/---

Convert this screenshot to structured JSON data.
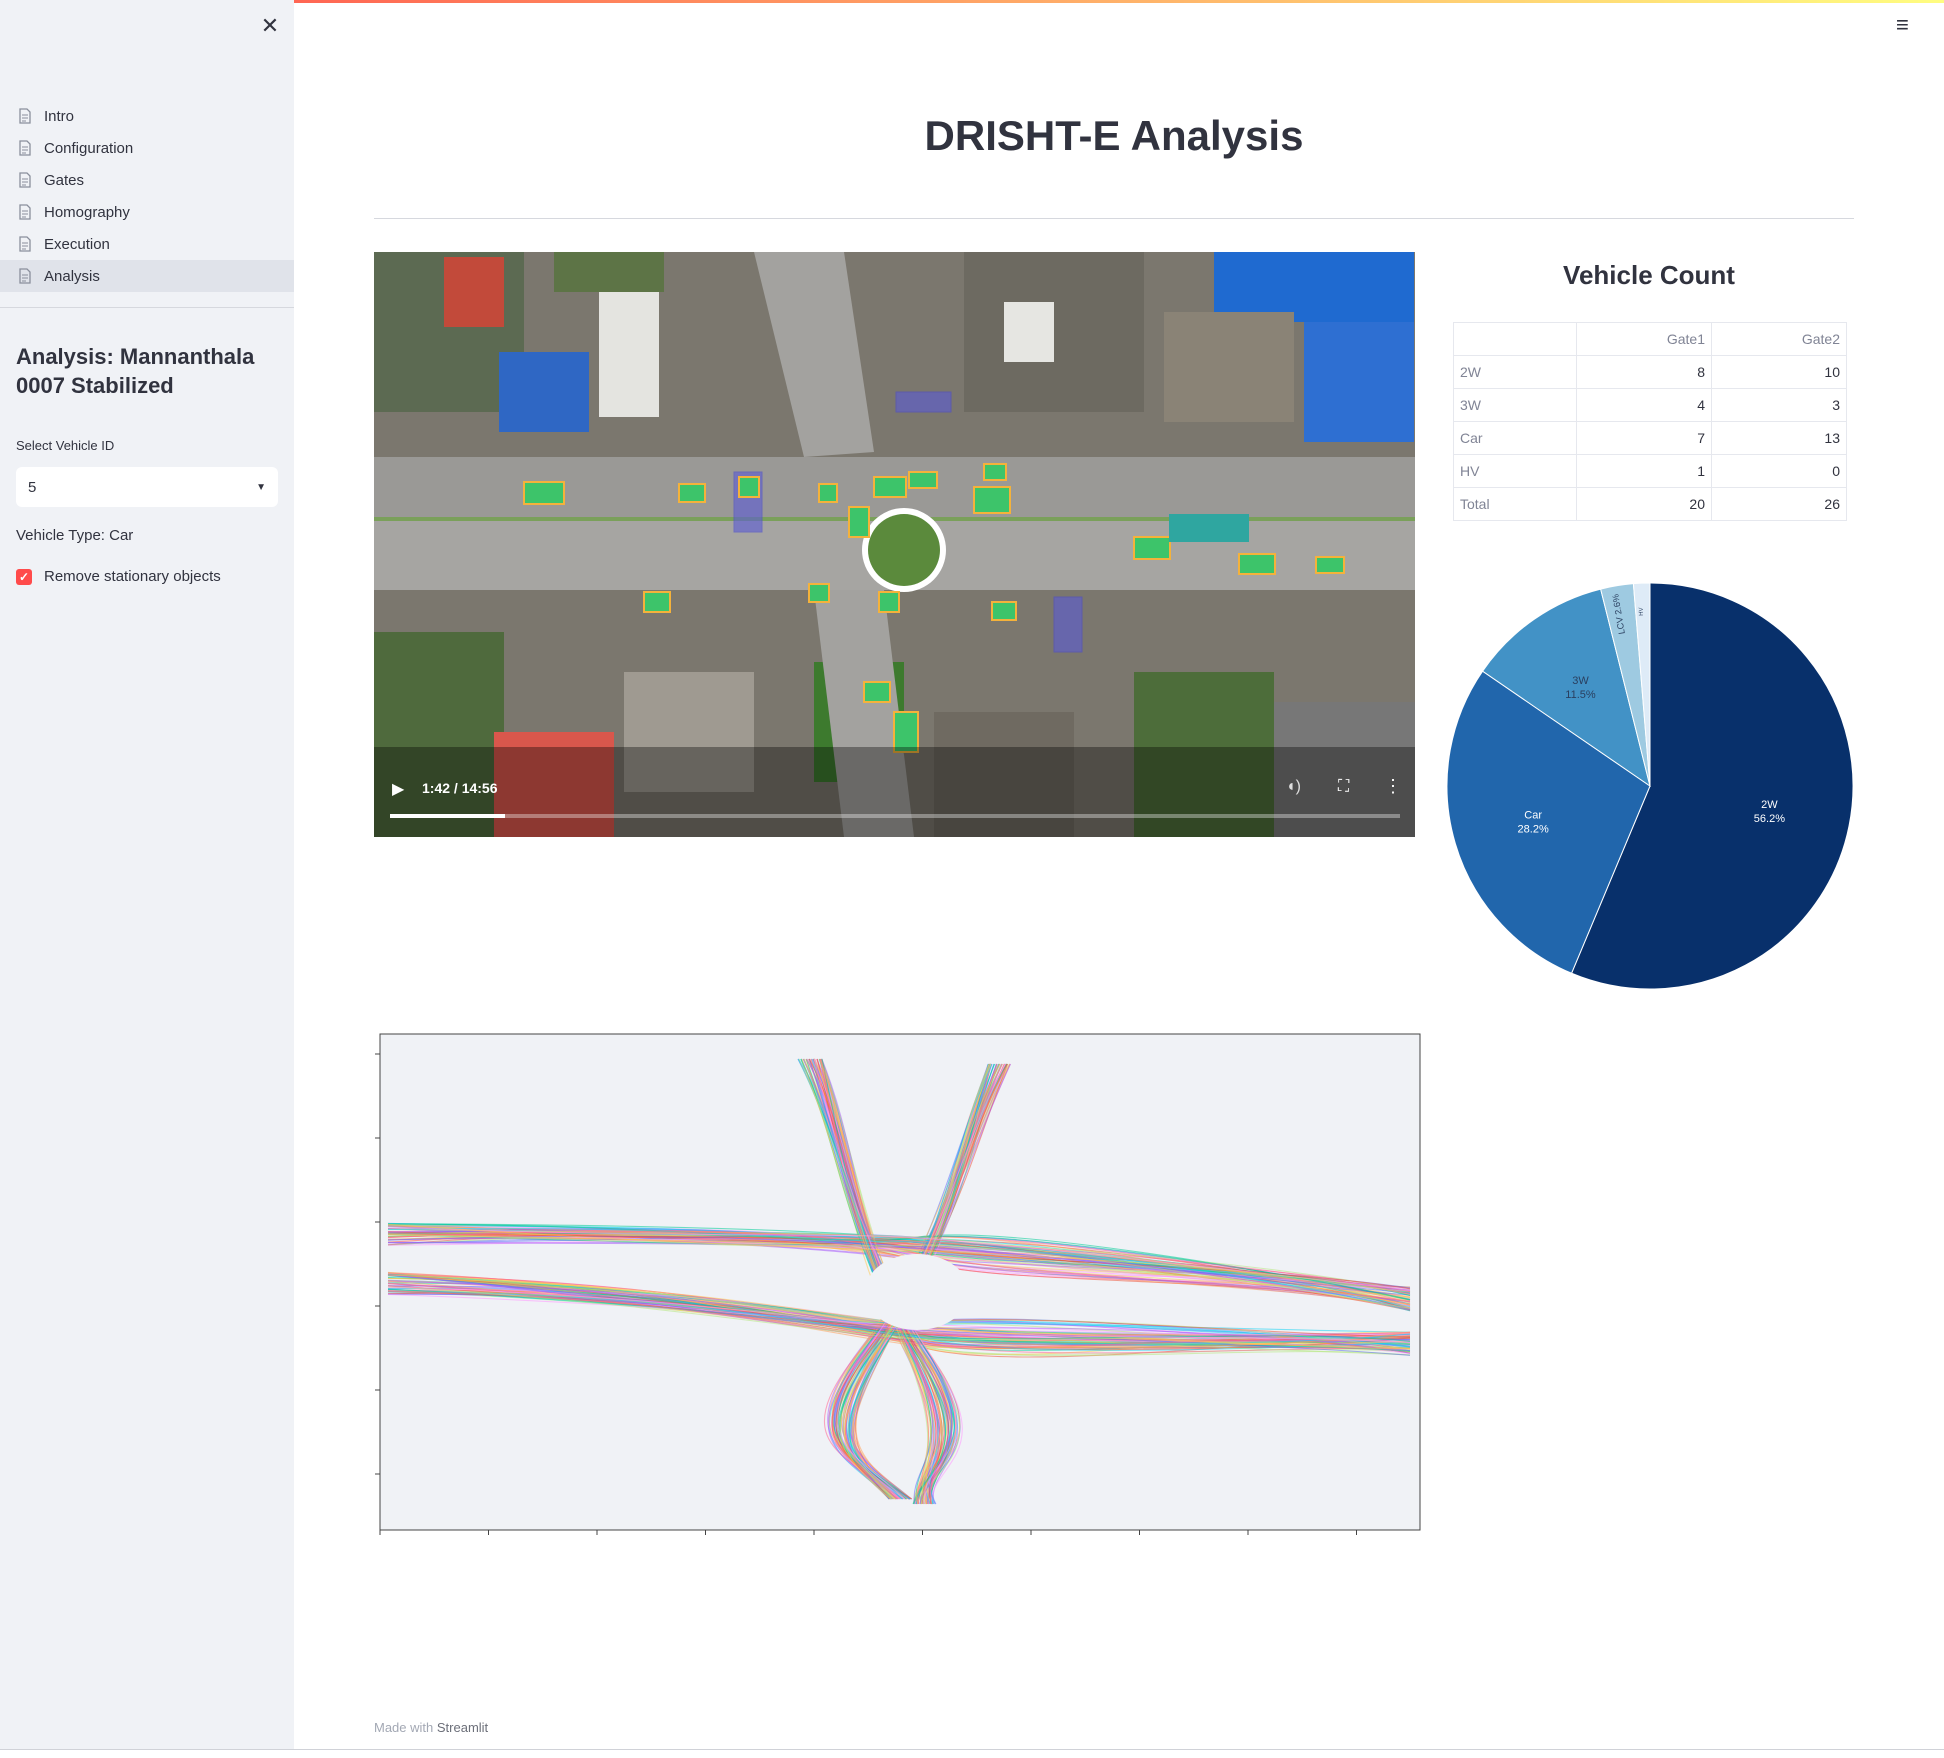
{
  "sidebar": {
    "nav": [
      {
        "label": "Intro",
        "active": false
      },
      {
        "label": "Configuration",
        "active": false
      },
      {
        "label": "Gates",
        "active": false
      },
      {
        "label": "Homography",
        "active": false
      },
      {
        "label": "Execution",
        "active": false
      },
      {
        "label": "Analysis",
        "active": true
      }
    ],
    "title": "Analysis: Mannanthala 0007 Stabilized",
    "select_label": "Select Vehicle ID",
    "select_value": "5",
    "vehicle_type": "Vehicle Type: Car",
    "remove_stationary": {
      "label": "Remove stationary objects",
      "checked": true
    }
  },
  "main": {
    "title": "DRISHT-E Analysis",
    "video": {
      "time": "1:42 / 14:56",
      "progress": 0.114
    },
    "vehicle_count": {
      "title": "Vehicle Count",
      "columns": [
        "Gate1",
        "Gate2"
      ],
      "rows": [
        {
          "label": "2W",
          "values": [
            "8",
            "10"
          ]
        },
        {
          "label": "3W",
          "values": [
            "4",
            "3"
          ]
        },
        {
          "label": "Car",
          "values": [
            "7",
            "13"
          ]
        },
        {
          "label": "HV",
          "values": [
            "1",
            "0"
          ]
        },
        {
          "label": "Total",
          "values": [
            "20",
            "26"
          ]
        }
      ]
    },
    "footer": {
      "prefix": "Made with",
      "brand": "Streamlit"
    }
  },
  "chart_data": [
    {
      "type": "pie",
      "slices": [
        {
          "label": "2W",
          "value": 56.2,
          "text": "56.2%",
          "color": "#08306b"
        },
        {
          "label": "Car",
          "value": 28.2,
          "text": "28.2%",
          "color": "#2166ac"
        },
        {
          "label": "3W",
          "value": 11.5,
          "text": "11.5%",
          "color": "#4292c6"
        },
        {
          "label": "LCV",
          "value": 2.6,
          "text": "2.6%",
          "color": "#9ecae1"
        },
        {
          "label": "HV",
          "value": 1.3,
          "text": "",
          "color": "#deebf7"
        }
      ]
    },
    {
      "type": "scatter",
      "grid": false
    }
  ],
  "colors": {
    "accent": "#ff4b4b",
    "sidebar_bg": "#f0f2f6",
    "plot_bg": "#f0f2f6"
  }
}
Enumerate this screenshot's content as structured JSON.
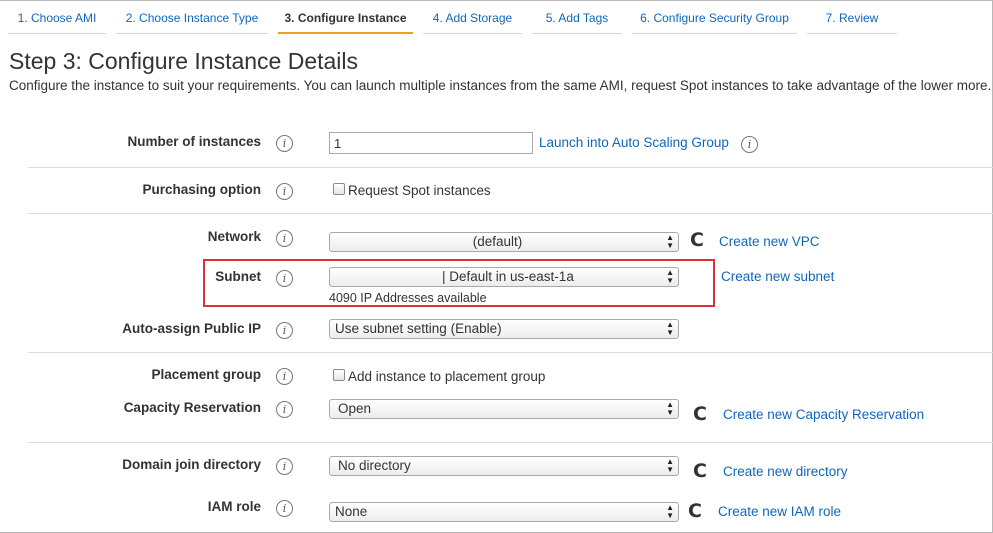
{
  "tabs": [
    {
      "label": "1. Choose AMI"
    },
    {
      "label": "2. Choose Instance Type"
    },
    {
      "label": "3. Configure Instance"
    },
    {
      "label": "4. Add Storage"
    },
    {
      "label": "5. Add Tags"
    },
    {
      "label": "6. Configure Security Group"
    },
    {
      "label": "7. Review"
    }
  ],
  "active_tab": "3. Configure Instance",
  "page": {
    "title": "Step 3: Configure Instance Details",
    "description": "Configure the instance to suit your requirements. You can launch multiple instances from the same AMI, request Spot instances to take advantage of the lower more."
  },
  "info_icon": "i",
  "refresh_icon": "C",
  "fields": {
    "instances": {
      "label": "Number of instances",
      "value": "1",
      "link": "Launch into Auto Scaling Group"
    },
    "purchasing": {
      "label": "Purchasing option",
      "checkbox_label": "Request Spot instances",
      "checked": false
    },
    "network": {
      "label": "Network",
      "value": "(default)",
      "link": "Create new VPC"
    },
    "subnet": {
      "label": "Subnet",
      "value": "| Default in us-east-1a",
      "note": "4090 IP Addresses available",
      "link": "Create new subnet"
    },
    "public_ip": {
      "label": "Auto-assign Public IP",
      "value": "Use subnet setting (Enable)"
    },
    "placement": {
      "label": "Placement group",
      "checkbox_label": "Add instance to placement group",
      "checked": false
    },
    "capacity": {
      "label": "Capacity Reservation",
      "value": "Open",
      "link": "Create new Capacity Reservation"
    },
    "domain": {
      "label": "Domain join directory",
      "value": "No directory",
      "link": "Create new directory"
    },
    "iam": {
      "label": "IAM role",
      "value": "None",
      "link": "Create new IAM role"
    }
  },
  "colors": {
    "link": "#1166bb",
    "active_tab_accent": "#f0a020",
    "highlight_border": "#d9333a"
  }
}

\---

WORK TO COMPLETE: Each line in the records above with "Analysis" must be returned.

RESULT OF THE TASK:
        "label": "Analysis",
    "title": "Analysis: Mannanthala 0007 Stabilized",
    "title": "DRISHT-E Analysis",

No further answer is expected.